AVAILABLE RECORDS:
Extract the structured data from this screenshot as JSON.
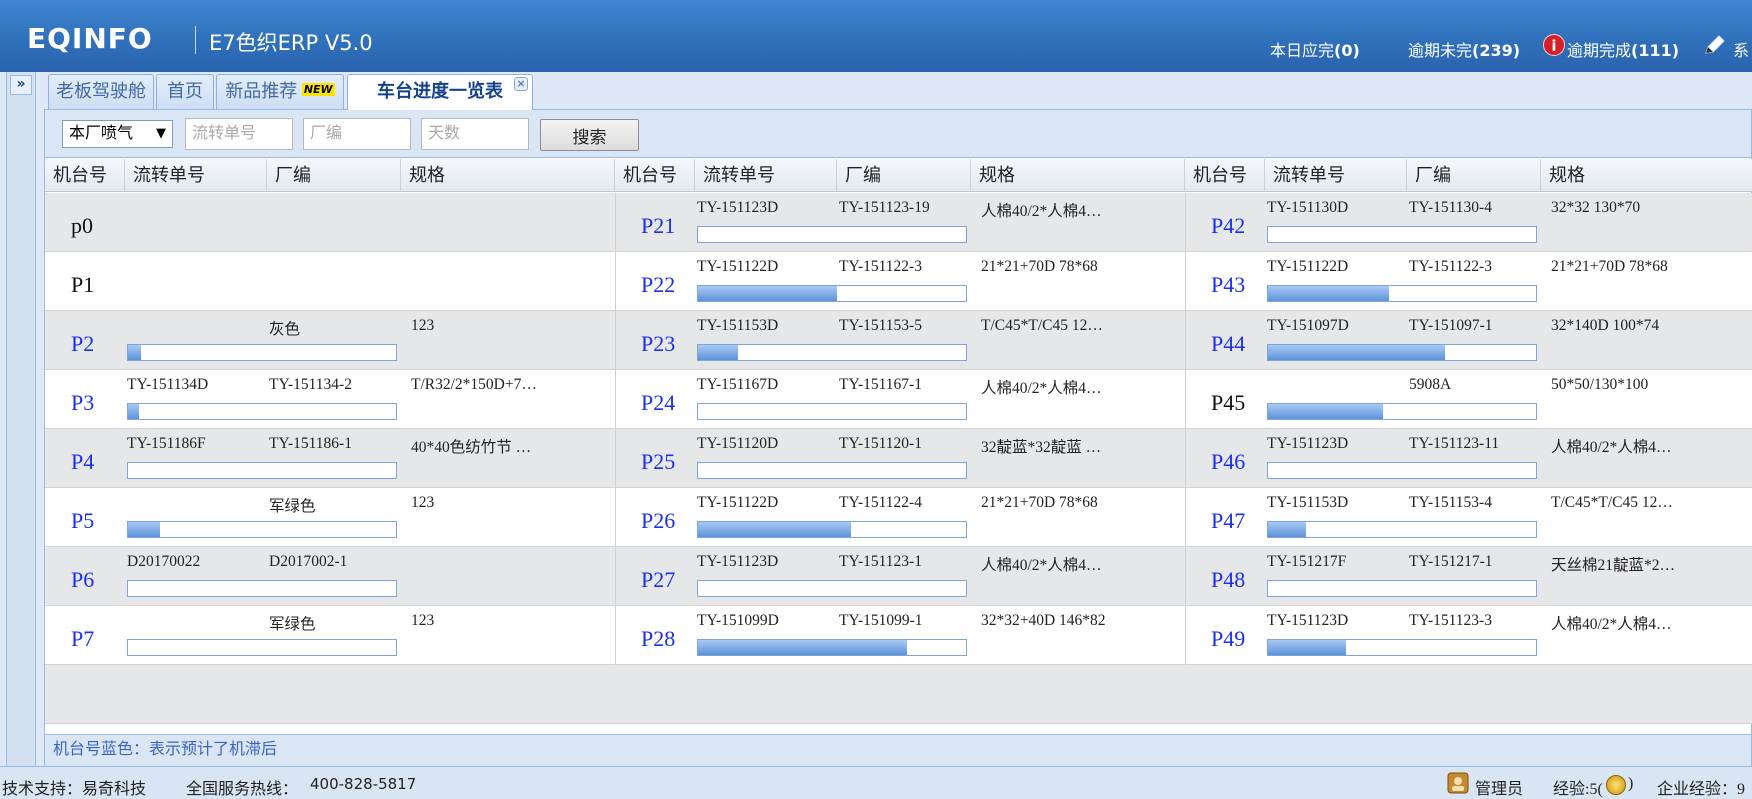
{
  "header": {
    "logo": "EQINFO",
    "app_title": "E7色织ERP V5.0",
    "stats": [
      {
        "label": "本日应完",
        "count": "(0)"
      },
      {
        "label": "逾期未完",
        "count": "(239)"
      },
      {
        "label": "逾期完成",
        "count": "(111)"
      },
      {
        "label": "系"
      }
    ]
  },
  "sidebar": {
    "expand_label": "»"
  },
  "tabs": [
    {
      "label": "老板驾驶舱"
    },
    {
      "label": "首页"
    },
    {
      "label": "新品推荐",
      "badge": "NEW"
    },
    {
      "label": "车台进度一览表",
      "close": "×"
    }
  ],
  "toolbar": {
    "select_value": "本厂喷气",
    "select_arrow": "▼",
    "flow_placeholder": "流转单号",
    "factory_placeholder": "厂编",
    "days_placeholder": "天数",
    "search_label": "搜索"
  },
  "columns": [
    "机台号",
    "流转单号",
    "厂编",
    "规格"
  ],
  "groups": [
    [
      {
        "machine": "p0",
        "flow": "",
        "code": "",
        "spec": "",
        "progress": null,
        "delayed": false
      },
      {
        "machine": "P1",
        "flow": "",
        "code": "",
        "spec": "",
        "progress": null,
        "delayed": false
      },
      {
        "machine": "P2",
        "flow": "",
        "code": "灰色",
        "spec": "123",
        "progress": 0.05,
        "delayed": true
      },
      {
        "machine": "P3",
        "flow": "TY-151134D",
        "code": "TY-151134-2",
        "spec": "T/R32/2*150D+7…",
        "progress": 0.04,
        "delayed": true
      },
      {
        "machine": "P4",
        "flow": "TY-151186F",
        "code": "TY-151186-1",
        "spec": "40*40色纺竹节 …",
        "progress": 0,
        "delayed": true
      },
      {
        "machine": "P5",
        "flow": "",
        "code": "军绿色",
        "spec": "123",
        "progress": 0.12,
        "delayed": true
      },
      {
        "machine": "P6",
        "flow": "D20170022",
        "code": "D2017002-1",
        "spec": "",
        "progress": 0,
        "delayed": true
      },
      {
        "machine": "P7",
        "flow": "",
        "code": "军绿色",
        "spec": "123",
        "progress": 0,
        "delayed": true
      }
    ],
    [
      {
        "machine": "P21",
        "flow": "TY-151123D",
        "code": "TY-151123-19",
        "spec": "人棉40/2*人棉4…",
        "progress": 0,
        "delayed": true
      },
      {
        "machine": "P22",
        "flow": "TY-151122D",
        "code": "TY-151122-3",
        "spec": "21*21+70D 78*68",
        "progress": 0.52,
        "delayed": true
      },
      {
        "machine": "P23",
        "flow": "TY-151153D",
        "code": "TY-151153-5",
        "spec": "T/C45*T/C45 12…",
        "progress": 0.15,
        "delayed": true
      },
      {
        "machine": "P24",
        "flow": "TY-151167D",
        "code": "TY-151167-1",
        "spec": "人棉40/2*人棉4…",
        "progress": 0,
        "delayed": true
      },
      {
        "machine": "P25",
        "flow": "TY-151120D",
        "code": "TY-151120-1",
        "spec": "32靛蓝*32靛蓝 …",
        "progress": 0,
        "delayed": true
      },
      {
        "machine": "P26",
        "flow": "TY-151122D",
        "code": "TY-151122-4",
        "spec": "21*21+70D 78*68",
        "progress": 0.57,
        "delayed": true
      },
      {
        "machine": "P27",
        "flow": "TY-151123D",
        "code": "TY-151123-1",
        "spec": "人棉40/2*人棉4…",
        "progress": 0,
        "delayed": true
      },
      {
        "machine": "P28",
        "flow": "TY-151099D",
        "code": "TY-151099-1",
        "spec": "32*32+40D 146*82",
        "progress": 0.78,
        "delayed": true
      }
    ],
    [
      {
        "machine": "P42",
        "flow": "TY-151130D",
        "code": "TY-151130-4",
        "spec": "32*32 130*70",
        "progress": 0,
        "delayed": true
      },
      {
        "machine": "P43",
        "flow": "TY-151122D",
        "code": "TY-151122-3",
        "spec": "21*21+70D 78*68",
        "progress": 0.45,
        "delayed": true
      },
      {
        "machine": "P44",
        "flow": "TY-151097D",
        "code": "TY-151097-1",
        "spec": "32*140D 100*74",
        "progress": 0.66,
        "delayed": true
      },
      {
        "machine": "P45",
        "flow": "",
        "code": "5908A",
        "spec": "50*50/130*100",
        "progress": 0.43,
        "delayed": false
      },
      {
        "machine": "P46",
        "flow": "TY-151123D",
        "code": "TY-151123-11",
        "spec": "人棉40/2*人棉4…",
        "progress": 0,
        "delayed": true
      },
      {
        "machine": "P47",
        "flow": "TY-151153D",
        "code": "TY-151153-4",
        "spec": "T/C45*T/C45 12…",
        "progress": 0.14,
        "delayed": true
      },
      {
        "machine": "P48",
        "flow": "TY-151217F",
        "code": "TY-151217-1",
        "spec": "天丝棉21靛蓝*2…",
        "progress": 0,
        "delayed": true
      },
      {
        "machine": "P49",
        "flow": "TY-151123D",
        "code": "TY-151123-3",
        "spec": "人棉40/2*人棉4…",
        "progress": 0.29,
        "delayed": true
      }
    ]
  ],
  "legend_note": "机台号蓝色：表示预计了机滞后",
  "footer": {
    "support": "技术支持：易奇科技",
    "hotline_label": "全国服务热线：",
    "hotline": "400-828-5817",
    "user": "管理员",
    "exp_label": "经验:5(",
    "exp_close": ")",
    "company_exp": "企业经验：9"
  },
  "colors": {
    "delayed_machine": "#1b2ef2",
    "normal_machine": "#111111",
    "header_bg": "#2f6fba"
  }
}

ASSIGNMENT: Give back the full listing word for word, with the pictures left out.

OUTPUT FOR THIS TASK:
Extract the structured data from this screenshot as JSON.
{
  "header": {
    "logo": "EQINFO",
    "app_title": "E7色织ERP V5.0",
    "stats": [
      {
        "label": "本日应完",
        "count": "(0)"
      },
      {
        "label": "逾期未完",
        "count": "(239)"
      },
      {
        "label": "逾期完成",
        "count": "(111)"
      },
      {
        "label": "系"
      }
    ]
  },
  "sidebar": {
    "expand_label": "»"
  },
  "tabs": [
    {
      "label": "老板驾驶舱"
    },
    {
      "label": "首页"
    },
    {
      "label": "新品推荐",
      "badge": "NEW"
    },
    {
      "label": "车台进度一览表",
      "close": "×"
    }
  ],
  "toolbar": {
    "select_value": "本厂喷气",
    "select_arrow": "▼",
    "flow_placeholder": "流转单号",
    "factory_placeholder": "厂编",
    "days_placeholder": "天数",
    "search_label": "搜索"
  },
  "columns": [
    "机台号",
    "流转单号",
    "厂编",
    "规格"
  ],
  "groups": [
    [
      {
        "machine": "p0",
        "flow": "",
        "code": "",
        "spec": "",
        "progress": null,
        "delayed": false
      },
      {
        "machine": "P1",
        "flow": "",
        "code": "",
        "spec": "",
        "progress": null,
        "delayed": false
      },
      {
        "machine": "P2",
        "flow": "",
        "code": "灰色",
        "spec": "123",
        "progress": 0.05,
        "delayed": true
      },
      {
        "machine": "P3",
        "flow": "TY-151134D",
        "code": "TY-151134-2",
        "spec": "T/R32/2*150D+7…",
        "progress": 0.04,
        "delayed": true
      },
      {
        "machine": "P4",
        "flow": "TY-151186F",
        "code": "TY-151186-1",
        "spec": "40*40色纺竹节 …",
        "progress": 0,
        "delayed": true
      },
      {
        "machine": "P5",
        "flow": "",
        "code": "军绿色",
        "spec": "123",
        "progress": 0.12,
        "delayed": true
      },
      {
        "machine": "P6",
        "flow": "D20170022",
        "code": "D2017002-1",
        "spec": "",
        "progress": 0,
        "delayed": true
      },
      {
        "machine": "P7",
        "flow": "",
        "code": "军绿色",
        "spec": "123",
        "progress": 0,
        "delayed": true
      }
    ],
    [
      {
        "machine": "P21",
        "flow": "TY-151123D",
        "code": "TY-151123-19",
        "spec": "人棉40/2*人棉4…",
        "progress": 0,
        "delayed": true
      },
      {
        "machine": "P22",
        "flow": "TY-151122D",
        "code": "TY-151122-3",
        "spec": "21*21+70D 78*68",
        "progress": 0.52,
        "delayed": true
      },
      {
        "machine": "P23",
        "flow": "TY-151153D",
        "code": "TY-151153-5",
        "spec": "T/C45*T/C45 12…",
        "progress": 0.15,
        "delayed": true
      },
      {
        "machine": "P24",
        "flow": "TY-151167D",
        "code": "TY-151167-1",
        "spec": "人棉40/2*人棉4…",
        "progress": 0,
        "delayed": true
      },
      {
        "machine": "P25",
        "flow": "TY-151120D",
        "code": "TY-151120-1",
        "spec": "32靛蓝*32靛蓝 …",
        "progress": 0,
        "delayed": true
      },
      {
        "machine": "P26",
        "flow": "TY-151122D",
        "code": "TY-151122-4",
        "spec": "21*21+70D 78*68",
        "progress": 0.57,
        "delayed": true
      },
      {
        "machine": "P27",
        "flow": "TY-151123D",
        "code": "TY-151123-1",
        "spec": "人棉40/2*人棉4…",
        "progress": 0,
        "delayed": true
      },
      {
        "machine": "P28",
        "flow": "TY-151099D",
        "code": "TY-151099-1",
        "spec": "32*32+40D 146*82",
        "progress": 0.78,
        "delayed": true
      }
    ],
    [
      {
        "machine": "P42",
        "flow": "TY-151130D",
        "code": "TY-151130-4",
        "spec": "32*32 130*70",
        "progress": 0,
        "delayed": true
      },
      {
        "machine": "P43",
        "flow": "TY-151122D",
        "code": "TY-151122-3",
        "spec": "21*21+70D 78*68",
        "progress": 0.45,
        "delayed": true
      },
      {
        "machine": "P44",
        "flow": "TY-151097D",
        "code": "TY-151097-1",
        "spec": "32*140D 100*74",
        "progress": 0.66,
        "delayed": true
      },
      {
        "machine": "P45",
        "flow": "",
        "code": "5908A",
        "spec": "50*50/130*100",
        "progress": 0.43,
        "delayed": false
      },
      {
        "machine": "P46",
        "flow": "TY-151123D",
        "code": "TY-151123-11",
        "spec": "人棉40/2*人棉4…",
        "progress": 0,
        "delayed": true
      },
      {
        "machine": "P47",
        "flow": "TY-151153D",
        "code": "TY-151153-4",
        "spec": "T/C45*T/C45 12…",
        "progress": 0.14,
        "delayed": true
      },
      {
        "machine": "P48",
        "flow": "TY-151217F",
        "code": "TY-151217-1",
        "spec": "天丝棉21靛蓝*2…",
        "progress": 0,
        "delayed": true
      },
      {
        "machine": "P49",
        "flow": "TY-151123D",
        "code": "TY-151123-3",
        "spec": "人棉40/2*人棉4…",
        "progress": 0.29,
        "delayed": true
      }
    ]
  ],
  "legend_note": "机台号蓝色：表示预计了机滞后",
  "footer": {
    "support": "技术支持：易奇科技",
    "hotline_label": "全国服务热线：",
    "hotline": "400-828-5817",
    "user": "管理员",
    "exp_label": "经验:5(",
    "exp_close": ")",
    "company_exp": "企业经验：9"
  },
  "colors": {
    "delayed_machine": "#1b2ef2",
    "normal_machine": "#111111",
    "header_bg": "#2f6fba"
  }
}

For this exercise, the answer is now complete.